### [Source material]

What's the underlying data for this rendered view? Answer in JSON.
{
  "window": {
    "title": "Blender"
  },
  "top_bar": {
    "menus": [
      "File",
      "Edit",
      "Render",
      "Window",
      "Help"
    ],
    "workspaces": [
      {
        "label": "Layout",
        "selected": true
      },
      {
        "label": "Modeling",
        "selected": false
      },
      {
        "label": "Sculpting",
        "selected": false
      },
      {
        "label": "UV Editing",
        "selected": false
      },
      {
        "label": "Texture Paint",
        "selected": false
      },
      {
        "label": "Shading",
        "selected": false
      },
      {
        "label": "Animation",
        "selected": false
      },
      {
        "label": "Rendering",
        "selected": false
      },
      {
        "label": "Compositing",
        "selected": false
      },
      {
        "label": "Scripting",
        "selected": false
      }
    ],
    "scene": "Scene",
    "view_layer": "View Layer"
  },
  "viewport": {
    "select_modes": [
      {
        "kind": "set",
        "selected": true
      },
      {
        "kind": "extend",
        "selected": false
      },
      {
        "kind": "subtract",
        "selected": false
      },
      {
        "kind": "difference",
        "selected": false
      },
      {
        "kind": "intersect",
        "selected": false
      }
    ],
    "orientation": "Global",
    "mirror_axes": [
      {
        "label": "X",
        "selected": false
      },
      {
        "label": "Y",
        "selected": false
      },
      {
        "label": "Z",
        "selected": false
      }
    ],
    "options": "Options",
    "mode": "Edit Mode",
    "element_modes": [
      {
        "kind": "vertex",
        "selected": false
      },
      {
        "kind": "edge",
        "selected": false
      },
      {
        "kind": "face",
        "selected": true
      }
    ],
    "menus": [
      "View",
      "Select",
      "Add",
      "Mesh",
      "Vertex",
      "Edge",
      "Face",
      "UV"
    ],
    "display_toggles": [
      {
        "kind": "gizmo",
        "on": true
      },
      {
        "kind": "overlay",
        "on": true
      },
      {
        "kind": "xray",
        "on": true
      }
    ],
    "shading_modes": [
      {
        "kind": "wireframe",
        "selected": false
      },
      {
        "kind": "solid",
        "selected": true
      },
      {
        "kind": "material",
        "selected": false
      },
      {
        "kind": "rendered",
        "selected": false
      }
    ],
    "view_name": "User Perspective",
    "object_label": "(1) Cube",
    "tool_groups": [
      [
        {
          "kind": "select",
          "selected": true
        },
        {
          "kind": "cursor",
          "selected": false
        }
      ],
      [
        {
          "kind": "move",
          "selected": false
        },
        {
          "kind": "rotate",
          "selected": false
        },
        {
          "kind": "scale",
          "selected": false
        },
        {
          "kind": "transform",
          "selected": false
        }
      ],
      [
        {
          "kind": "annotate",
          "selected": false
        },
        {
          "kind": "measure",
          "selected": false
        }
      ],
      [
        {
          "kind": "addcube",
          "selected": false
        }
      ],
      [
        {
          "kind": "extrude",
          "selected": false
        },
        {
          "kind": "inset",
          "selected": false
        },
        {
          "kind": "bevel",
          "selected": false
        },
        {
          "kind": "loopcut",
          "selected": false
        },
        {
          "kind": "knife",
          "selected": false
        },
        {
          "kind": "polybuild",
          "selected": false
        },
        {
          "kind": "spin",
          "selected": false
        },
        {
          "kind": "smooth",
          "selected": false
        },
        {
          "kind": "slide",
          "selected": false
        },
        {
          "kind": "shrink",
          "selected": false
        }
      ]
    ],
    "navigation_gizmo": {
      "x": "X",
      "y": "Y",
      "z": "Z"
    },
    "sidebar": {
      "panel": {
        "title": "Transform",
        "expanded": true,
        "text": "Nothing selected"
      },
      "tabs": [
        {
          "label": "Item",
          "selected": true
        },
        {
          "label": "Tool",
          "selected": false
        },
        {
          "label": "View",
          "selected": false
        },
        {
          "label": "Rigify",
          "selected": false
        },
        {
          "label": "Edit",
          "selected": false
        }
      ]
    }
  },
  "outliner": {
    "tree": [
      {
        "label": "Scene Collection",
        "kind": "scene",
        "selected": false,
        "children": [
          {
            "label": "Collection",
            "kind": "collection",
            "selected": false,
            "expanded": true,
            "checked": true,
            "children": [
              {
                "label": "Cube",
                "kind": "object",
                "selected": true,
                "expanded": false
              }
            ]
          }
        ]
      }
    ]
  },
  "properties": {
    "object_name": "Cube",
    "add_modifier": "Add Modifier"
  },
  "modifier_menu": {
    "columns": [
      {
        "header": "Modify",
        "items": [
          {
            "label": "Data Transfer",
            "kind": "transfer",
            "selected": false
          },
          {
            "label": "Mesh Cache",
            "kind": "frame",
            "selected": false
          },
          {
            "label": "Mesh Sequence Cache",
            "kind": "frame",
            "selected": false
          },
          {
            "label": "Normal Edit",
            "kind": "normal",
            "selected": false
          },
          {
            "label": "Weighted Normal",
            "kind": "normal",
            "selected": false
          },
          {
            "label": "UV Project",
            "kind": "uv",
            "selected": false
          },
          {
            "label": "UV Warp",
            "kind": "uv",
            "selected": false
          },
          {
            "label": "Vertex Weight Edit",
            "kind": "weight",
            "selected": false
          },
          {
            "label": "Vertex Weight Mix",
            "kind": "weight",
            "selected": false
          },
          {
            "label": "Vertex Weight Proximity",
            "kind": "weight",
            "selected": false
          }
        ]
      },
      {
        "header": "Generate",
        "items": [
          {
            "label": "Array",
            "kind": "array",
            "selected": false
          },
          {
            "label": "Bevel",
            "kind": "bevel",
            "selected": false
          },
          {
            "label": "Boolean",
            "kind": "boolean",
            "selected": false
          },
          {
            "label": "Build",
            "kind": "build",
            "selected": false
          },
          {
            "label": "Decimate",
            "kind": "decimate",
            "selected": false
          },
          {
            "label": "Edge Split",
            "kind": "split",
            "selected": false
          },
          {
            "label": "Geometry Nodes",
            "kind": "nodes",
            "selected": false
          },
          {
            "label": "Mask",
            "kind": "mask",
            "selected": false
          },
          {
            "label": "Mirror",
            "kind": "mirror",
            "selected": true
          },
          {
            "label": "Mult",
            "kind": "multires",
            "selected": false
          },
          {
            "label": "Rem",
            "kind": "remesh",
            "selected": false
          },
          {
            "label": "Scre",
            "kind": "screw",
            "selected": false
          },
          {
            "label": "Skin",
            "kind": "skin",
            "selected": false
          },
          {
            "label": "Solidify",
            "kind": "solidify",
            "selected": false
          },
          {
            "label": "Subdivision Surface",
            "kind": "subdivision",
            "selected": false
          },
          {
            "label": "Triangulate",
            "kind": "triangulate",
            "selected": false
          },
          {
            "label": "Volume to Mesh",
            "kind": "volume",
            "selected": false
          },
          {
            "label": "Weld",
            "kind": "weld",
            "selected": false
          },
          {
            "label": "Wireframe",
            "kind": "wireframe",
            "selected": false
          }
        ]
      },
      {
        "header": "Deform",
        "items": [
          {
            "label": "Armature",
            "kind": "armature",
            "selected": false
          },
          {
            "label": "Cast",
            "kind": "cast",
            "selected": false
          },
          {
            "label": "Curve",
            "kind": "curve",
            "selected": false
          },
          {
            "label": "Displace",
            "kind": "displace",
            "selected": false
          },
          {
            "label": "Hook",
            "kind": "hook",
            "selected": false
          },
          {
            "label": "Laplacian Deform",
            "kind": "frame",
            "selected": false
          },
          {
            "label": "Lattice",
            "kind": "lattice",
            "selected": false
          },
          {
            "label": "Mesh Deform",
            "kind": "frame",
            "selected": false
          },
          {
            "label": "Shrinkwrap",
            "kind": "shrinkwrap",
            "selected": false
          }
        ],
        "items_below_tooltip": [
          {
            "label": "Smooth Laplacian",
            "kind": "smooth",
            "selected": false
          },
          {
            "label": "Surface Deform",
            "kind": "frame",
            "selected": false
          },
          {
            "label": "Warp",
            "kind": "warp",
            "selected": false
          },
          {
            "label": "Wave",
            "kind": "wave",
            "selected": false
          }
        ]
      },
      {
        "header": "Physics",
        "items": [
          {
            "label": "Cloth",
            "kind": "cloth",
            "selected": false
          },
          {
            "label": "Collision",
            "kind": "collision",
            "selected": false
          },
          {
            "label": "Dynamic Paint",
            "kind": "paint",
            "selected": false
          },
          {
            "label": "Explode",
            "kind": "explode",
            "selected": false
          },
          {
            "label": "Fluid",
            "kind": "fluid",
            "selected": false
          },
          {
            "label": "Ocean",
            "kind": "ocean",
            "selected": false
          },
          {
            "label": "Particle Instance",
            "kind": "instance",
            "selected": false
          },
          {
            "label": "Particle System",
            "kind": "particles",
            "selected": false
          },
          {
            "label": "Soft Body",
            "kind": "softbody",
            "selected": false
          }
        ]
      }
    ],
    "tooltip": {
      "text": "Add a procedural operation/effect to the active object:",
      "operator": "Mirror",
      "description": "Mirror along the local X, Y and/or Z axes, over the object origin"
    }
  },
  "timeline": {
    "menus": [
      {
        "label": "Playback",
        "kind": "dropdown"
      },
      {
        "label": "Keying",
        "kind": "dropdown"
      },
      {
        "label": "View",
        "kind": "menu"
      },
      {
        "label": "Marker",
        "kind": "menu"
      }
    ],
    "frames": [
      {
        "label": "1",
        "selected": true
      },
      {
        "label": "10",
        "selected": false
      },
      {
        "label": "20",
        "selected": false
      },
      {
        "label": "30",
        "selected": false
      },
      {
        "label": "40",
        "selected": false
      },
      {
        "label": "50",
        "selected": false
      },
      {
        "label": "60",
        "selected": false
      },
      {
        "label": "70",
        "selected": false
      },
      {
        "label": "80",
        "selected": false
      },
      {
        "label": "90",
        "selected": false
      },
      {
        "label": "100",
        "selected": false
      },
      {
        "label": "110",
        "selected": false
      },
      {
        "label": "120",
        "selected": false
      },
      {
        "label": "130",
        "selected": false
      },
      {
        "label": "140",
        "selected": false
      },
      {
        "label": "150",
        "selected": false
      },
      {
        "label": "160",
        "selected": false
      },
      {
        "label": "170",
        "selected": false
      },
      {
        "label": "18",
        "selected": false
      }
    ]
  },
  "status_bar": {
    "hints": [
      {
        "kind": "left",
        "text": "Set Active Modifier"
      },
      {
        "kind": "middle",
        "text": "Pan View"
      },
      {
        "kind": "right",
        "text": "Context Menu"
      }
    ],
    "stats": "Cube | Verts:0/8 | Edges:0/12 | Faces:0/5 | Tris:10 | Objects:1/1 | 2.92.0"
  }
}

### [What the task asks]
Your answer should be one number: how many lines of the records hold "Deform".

### [Problem solution]
4